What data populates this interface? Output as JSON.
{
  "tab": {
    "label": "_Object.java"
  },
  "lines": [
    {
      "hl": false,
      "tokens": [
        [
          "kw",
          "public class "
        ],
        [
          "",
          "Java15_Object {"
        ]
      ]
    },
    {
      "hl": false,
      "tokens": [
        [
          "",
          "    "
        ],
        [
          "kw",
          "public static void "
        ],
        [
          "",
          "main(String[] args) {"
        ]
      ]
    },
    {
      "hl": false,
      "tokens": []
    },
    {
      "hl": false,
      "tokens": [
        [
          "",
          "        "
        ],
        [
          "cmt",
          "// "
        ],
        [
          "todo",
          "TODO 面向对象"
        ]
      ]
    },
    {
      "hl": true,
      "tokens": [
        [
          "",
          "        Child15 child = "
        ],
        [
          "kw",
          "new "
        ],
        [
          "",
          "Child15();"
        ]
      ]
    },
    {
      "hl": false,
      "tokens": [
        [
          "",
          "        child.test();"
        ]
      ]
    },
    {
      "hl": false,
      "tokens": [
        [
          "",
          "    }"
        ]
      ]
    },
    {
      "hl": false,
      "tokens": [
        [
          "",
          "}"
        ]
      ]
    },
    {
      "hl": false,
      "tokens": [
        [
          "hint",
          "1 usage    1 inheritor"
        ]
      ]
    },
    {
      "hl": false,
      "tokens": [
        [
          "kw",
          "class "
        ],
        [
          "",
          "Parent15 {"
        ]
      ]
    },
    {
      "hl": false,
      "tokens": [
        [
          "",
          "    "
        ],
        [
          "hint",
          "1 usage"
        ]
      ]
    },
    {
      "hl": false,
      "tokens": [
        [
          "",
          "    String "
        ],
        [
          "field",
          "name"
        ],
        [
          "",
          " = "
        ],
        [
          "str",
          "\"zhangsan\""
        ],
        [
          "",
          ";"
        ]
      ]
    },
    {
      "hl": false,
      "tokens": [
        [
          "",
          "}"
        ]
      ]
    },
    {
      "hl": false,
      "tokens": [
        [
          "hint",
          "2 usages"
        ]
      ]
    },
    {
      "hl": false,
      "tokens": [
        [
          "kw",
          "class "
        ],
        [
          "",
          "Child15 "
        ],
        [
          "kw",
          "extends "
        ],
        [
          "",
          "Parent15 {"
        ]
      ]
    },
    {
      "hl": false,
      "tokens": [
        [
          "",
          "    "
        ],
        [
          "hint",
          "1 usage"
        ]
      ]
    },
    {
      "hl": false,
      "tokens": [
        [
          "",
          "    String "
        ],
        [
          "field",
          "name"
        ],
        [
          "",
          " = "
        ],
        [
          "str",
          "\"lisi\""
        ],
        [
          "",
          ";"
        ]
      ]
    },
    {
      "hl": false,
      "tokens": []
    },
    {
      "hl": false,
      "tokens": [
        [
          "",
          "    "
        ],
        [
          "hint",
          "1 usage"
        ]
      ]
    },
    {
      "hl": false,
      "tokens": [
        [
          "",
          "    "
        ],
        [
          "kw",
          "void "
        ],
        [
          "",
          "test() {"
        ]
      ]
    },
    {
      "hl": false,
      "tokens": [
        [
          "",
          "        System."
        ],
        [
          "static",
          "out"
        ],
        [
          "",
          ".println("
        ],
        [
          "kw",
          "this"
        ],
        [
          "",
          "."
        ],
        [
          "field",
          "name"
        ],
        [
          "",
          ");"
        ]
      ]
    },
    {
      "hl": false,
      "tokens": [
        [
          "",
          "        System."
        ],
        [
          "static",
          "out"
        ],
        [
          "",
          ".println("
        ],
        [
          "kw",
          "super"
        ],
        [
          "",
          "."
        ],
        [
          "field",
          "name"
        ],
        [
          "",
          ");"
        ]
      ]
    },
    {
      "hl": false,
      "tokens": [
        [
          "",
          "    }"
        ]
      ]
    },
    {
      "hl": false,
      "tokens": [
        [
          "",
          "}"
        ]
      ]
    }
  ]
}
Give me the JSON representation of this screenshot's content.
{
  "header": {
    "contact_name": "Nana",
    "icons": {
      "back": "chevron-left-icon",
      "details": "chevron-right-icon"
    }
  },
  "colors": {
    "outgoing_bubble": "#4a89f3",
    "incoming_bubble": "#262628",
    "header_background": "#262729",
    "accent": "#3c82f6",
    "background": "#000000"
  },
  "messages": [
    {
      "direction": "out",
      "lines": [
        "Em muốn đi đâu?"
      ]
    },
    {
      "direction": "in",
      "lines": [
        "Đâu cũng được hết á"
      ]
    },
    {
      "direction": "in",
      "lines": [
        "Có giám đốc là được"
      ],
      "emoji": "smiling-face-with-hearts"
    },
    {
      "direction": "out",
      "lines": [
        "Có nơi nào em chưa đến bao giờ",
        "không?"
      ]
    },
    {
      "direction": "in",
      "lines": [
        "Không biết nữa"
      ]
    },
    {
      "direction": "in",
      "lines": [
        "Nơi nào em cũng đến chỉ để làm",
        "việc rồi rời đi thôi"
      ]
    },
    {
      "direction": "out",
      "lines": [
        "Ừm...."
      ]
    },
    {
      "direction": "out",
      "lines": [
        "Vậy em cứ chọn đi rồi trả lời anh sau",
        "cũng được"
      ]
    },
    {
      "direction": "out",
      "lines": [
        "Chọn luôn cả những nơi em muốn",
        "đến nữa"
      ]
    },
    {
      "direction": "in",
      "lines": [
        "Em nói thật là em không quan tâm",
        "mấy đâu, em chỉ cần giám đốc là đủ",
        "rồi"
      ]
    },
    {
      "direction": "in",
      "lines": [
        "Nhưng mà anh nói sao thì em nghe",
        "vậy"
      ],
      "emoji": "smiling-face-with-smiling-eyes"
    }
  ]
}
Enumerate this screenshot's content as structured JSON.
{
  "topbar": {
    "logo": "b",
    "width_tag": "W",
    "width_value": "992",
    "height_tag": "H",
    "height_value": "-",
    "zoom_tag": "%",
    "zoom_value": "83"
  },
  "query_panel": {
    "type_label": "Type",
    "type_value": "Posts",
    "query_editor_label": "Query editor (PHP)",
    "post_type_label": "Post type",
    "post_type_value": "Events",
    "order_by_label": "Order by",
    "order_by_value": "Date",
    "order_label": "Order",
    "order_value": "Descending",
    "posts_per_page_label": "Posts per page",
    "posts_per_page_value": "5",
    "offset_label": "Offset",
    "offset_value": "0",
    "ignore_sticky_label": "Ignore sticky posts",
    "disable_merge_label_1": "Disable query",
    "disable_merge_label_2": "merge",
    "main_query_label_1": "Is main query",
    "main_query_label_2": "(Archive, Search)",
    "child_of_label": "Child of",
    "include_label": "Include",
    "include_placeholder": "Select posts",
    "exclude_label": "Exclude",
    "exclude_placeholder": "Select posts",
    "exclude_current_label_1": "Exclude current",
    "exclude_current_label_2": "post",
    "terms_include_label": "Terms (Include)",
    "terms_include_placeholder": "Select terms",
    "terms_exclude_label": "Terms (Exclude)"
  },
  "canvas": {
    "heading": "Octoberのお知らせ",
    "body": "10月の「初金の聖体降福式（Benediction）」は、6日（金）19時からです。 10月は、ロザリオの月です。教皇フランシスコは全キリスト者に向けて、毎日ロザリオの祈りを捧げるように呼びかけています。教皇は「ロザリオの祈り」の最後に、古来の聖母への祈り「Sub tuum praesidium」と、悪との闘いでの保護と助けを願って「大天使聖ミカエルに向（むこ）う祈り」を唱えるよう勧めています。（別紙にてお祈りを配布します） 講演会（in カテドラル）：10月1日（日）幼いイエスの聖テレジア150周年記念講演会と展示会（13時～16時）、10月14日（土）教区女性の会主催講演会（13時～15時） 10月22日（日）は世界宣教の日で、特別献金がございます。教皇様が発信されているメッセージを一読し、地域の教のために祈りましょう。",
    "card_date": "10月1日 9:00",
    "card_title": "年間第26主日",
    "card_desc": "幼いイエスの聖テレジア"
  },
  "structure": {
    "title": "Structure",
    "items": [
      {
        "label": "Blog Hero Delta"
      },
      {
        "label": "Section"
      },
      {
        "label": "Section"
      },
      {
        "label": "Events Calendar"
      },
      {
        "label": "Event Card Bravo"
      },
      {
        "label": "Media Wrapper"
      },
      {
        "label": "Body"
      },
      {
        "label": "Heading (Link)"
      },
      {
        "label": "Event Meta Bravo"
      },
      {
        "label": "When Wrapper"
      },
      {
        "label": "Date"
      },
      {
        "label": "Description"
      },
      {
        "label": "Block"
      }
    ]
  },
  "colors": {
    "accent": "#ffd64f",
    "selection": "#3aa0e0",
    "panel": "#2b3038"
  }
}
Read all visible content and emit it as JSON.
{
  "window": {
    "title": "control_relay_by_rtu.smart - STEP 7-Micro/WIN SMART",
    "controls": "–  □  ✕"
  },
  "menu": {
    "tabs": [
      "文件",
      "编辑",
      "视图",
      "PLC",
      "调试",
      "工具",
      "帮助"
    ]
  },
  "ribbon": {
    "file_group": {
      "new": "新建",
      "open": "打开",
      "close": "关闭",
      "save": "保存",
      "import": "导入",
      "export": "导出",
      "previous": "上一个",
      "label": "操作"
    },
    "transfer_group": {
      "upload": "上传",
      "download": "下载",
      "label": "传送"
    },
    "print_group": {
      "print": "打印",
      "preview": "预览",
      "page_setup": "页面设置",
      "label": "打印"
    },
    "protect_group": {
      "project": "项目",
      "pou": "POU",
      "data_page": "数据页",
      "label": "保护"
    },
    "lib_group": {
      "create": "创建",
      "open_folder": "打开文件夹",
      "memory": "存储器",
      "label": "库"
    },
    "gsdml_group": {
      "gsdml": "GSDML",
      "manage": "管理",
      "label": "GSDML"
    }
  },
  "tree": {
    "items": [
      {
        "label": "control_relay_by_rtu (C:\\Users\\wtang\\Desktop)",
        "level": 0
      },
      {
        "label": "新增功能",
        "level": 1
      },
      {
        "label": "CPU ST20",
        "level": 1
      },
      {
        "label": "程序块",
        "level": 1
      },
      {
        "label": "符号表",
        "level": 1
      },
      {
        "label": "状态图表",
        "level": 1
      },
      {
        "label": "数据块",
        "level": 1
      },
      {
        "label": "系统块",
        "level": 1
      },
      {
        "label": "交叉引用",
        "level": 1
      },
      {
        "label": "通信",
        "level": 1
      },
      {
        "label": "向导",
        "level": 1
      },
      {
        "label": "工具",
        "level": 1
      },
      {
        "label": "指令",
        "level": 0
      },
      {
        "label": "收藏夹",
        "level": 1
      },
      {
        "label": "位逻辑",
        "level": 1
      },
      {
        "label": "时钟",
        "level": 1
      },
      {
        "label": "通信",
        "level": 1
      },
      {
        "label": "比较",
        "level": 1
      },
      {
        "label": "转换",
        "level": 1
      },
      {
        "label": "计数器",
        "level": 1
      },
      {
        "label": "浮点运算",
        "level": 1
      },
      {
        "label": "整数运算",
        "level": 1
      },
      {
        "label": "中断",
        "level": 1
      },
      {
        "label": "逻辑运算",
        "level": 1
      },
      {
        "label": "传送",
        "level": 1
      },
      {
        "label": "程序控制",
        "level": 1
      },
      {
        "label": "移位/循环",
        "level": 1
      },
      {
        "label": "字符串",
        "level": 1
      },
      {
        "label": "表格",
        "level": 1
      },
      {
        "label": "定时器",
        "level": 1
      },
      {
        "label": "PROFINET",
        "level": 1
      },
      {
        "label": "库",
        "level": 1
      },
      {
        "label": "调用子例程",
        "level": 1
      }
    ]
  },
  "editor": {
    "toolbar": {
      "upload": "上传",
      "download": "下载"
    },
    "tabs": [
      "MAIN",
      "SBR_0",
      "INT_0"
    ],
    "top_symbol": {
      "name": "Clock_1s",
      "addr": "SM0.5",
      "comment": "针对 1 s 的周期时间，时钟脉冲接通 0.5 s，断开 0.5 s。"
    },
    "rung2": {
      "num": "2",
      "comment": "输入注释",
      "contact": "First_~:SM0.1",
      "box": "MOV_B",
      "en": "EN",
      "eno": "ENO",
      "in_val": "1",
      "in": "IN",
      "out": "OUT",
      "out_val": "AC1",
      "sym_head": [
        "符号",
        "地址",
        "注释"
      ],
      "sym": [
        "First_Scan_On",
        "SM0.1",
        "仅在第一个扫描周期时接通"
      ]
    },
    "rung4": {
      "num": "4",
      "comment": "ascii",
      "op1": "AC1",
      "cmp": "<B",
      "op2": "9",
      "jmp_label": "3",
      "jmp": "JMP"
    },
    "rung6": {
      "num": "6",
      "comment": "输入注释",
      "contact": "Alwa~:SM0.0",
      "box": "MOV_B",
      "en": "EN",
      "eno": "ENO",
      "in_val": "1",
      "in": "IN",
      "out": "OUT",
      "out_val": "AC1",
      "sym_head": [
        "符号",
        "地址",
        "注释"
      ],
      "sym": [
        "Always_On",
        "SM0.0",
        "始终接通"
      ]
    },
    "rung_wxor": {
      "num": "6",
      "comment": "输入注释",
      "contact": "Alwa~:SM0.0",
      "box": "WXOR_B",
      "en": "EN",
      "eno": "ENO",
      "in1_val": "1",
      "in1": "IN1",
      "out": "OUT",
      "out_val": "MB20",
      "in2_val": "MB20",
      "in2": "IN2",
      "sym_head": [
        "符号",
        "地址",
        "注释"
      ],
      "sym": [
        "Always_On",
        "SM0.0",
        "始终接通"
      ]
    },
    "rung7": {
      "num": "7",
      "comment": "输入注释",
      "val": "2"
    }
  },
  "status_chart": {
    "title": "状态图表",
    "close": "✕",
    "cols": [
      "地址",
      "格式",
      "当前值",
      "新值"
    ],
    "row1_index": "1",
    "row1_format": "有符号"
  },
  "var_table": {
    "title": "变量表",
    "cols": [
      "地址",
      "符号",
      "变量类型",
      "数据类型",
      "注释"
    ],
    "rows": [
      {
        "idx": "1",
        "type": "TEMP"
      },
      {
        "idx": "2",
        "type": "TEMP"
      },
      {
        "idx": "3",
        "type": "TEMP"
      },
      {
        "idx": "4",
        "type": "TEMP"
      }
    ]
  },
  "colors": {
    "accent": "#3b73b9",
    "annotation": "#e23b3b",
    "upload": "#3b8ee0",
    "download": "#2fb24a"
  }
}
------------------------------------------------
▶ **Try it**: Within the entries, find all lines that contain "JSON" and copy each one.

▶ **Expected answer**:
What data populates this interface? Output as JSON.
Give me the JSON representation of this screenshot's content.
Enumerate this screenshot's content as structured JSON.
Read all visible content and emit it as JSON.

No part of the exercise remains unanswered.